| WHAT YOU ARE ASKED TO DO |
Scan the listing below and copy every line holding "Enter".

| DATA RECORDS |

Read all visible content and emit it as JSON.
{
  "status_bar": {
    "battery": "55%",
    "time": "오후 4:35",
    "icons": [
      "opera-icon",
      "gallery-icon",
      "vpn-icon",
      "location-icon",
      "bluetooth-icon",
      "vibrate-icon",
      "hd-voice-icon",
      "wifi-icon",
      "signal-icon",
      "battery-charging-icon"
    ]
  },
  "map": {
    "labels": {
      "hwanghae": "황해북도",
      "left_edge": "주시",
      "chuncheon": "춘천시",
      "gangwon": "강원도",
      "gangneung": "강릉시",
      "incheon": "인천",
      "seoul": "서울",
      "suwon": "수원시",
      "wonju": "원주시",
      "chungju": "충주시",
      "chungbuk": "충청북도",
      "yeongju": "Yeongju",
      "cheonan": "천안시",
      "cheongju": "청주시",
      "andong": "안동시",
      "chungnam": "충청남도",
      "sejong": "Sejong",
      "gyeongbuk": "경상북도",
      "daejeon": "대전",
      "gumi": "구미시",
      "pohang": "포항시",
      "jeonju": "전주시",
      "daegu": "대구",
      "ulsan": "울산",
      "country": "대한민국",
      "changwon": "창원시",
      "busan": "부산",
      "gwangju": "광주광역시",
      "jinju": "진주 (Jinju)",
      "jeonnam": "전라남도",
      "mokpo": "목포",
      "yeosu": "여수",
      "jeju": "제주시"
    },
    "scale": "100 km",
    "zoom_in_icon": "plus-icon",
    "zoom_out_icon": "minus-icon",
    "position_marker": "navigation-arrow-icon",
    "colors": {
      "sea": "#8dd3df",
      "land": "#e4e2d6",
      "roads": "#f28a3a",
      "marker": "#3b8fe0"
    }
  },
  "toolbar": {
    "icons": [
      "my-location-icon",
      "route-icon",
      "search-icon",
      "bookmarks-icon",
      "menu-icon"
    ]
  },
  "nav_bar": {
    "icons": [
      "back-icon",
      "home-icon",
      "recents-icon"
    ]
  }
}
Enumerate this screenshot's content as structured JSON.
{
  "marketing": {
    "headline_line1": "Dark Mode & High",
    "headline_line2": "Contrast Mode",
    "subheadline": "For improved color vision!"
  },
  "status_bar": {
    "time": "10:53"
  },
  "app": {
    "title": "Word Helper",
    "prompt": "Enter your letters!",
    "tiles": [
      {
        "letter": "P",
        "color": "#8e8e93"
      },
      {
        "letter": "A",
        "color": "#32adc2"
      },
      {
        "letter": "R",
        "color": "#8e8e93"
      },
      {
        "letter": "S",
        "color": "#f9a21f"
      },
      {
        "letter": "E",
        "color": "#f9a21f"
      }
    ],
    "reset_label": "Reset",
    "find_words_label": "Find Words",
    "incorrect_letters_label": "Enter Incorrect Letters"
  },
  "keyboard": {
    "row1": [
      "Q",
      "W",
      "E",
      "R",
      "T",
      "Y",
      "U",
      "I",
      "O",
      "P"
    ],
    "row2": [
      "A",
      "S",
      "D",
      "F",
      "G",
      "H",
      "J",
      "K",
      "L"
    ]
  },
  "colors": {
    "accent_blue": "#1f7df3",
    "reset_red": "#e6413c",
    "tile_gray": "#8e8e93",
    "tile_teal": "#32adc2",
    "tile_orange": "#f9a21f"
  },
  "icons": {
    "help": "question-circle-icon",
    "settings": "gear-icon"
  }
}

| RESPONSE TO THE TASK |
    "prompt": "Enter your letters!",
    "incorrect_letters_label": "Enter Incorrect Letters"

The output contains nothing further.